Having a chat with... Layla
Who best to tell you how diverse the local area is than some of the people that make its fabric?
Layla Conway works as a Communities Manager for London Legacy Development Corporation (LLDC) and has witnessed nearly a decade of change across Queen Elizabeth Olympic Park.
A born-and-bred Hackney resident, Layla works with the park’s wide-ranging communities, making sure that young people’s voices are heard by creating opportunities for them to play a role in the Park’s future.
We caught up with Layla to hear about the changes she’s witnessed since 2012, what makes the Park unique and her hopes for its future.
You’ve seen a lot of change since the 2012 Olympics, what do you remember about those first few years following the Games?
In the immediate aftermath, everyone was on such a high because the Games had been such success and captured the nation.
Initially, there was some resistance to the park closing, but people had quickly forgotten that before the Games this wasn’t an area where people would naturally visit there were many derelict industrial buildings and the green spaces were not what we can see today.
Now we’re realising the opportunities that are created for local people and the benefits they bring, with jobs alongside community centres, libraries and schools, which are massive assets to the community.
We’ve also seen a lot of local people buying homes across the park they want to be part of history too, living in the legacy of the London 2012 Olympics.
How important is it to give local communities a say in the park’s future?
As a Hackney resident, I feel very connected to East London and I’m really excited by the opportunities that regeneration can bring.
I’m passionate about communities and young people they’re the future of this place and the ones who will drive it forward for years to come.
A key part of my work is making sure that whatever is being created homes, businesses or social facilities has been designed for them too, as they will have an integral role in the area’s future success.
I think we’ve done a great job developing interim uses across the Park; we’ve already delivered great community projects like Hub 67, a mobile food garden and sports pitches and equipment, and there’s more of this to come.
The Legacy Youth Voice initiative has also been a great success.

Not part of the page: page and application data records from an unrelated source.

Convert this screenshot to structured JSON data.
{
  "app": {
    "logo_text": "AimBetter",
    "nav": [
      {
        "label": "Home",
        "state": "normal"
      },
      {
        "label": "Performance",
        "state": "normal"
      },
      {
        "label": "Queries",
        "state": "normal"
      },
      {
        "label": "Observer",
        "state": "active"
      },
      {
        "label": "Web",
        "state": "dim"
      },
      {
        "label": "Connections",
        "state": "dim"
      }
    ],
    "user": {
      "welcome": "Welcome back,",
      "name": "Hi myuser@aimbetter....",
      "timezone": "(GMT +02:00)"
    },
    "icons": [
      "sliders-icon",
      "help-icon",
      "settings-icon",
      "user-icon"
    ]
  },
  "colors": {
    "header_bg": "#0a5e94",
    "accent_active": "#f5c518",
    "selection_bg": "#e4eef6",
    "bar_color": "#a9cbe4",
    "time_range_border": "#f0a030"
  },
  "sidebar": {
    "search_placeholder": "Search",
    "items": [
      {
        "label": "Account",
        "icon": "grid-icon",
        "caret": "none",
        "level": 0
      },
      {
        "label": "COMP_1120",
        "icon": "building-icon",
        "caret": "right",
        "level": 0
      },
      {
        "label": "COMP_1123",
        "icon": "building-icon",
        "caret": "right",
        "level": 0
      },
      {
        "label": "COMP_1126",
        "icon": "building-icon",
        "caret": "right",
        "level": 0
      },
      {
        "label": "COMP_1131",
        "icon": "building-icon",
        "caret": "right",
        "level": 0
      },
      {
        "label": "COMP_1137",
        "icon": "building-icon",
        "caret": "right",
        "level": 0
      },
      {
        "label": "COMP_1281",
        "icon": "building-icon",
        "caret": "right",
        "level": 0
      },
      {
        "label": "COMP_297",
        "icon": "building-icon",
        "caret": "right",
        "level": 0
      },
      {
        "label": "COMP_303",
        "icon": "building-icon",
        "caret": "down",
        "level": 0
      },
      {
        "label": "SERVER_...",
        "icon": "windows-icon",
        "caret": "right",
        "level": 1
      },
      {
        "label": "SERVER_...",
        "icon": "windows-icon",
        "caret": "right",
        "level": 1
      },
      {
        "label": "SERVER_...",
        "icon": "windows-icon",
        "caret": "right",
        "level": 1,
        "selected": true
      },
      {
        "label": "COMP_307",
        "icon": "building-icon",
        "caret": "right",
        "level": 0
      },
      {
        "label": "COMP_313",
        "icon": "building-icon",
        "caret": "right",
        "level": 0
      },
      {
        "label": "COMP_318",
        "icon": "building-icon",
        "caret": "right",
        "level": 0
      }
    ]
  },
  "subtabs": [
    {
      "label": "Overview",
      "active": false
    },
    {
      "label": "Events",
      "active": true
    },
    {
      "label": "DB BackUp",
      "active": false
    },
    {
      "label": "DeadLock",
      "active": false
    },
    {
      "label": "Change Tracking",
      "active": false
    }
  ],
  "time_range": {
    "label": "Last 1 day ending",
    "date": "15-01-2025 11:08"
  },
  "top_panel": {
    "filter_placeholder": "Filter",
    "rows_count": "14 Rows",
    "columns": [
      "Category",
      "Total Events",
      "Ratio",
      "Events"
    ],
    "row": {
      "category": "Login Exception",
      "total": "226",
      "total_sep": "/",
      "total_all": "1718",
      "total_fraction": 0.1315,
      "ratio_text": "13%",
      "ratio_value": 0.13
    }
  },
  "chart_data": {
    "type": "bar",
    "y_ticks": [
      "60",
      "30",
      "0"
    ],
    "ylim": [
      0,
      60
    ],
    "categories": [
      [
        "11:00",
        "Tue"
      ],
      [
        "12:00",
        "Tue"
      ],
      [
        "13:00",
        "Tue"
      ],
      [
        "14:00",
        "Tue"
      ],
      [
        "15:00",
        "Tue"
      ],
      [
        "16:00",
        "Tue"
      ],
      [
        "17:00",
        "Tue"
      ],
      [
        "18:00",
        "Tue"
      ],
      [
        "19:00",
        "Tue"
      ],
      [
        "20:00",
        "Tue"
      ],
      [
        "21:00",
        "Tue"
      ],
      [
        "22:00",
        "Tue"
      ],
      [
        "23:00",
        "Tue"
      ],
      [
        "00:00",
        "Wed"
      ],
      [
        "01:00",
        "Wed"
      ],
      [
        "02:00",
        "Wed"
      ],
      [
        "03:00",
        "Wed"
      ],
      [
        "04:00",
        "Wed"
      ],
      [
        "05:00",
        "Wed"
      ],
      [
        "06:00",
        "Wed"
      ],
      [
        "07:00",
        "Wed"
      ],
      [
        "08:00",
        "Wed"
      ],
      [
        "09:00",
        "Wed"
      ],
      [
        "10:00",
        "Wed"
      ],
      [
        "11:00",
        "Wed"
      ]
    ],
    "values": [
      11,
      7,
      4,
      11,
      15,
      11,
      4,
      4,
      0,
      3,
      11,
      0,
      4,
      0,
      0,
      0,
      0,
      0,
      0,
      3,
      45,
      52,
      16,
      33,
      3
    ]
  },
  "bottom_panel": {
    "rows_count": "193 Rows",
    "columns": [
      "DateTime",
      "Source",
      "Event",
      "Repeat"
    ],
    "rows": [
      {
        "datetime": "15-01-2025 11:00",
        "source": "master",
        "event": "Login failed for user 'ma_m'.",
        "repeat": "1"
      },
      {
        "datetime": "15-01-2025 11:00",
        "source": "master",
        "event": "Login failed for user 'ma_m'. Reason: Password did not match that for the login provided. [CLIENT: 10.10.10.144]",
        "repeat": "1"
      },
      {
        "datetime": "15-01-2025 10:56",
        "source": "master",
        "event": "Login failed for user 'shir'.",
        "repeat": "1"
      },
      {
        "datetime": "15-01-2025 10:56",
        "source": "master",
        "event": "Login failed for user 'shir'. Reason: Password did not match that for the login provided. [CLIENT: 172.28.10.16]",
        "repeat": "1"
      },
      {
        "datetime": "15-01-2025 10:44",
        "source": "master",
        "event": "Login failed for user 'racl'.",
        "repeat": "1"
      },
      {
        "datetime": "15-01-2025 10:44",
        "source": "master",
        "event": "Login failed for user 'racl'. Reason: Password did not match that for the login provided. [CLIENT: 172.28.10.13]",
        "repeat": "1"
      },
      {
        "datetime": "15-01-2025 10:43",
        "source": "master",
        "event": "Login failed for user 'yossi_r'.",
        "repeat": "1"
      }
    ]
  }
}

Some people have been involved in this for 12 years now and have had an integral role shaping how things look today. Youth ownership and a sense of belonging is something to be really proud of.
What do you hope the next ten years look like?
The Park’s emerging as a new piece of London, and there’s been a huge amount of investment in the places and people that call it home.
For me, we will be judged on how the park becomes stitched into the wider community. I want it to continue to grow into somewhere that becomes rooted with its own sense of place, whilst contributing to the rest of the regeneration taking place across East London.
With East Bank expected to bring an additional 1.5m visitors to the park each year, I want to see local people being part of this growth and proud of their role in it.
We thought long and hard about how to build these homes, and we want families to move here and stay here.
East London is a place of invention, where new things are tried and tested. If today’s young people are at the heart of it 10 years from now, we’ve done our job correctly.
What do you love about the area?
The fact we’re surrounded by waterways is an incredible asset. There’s a real sense of vibrancy and energy here, it’s so mixed and so diverse. In Hackney Wick you really feel that people can be themselves.
Aerial shot (c) Queen Elizabeth Olympic Park
Photo (c) Rahil Ahmed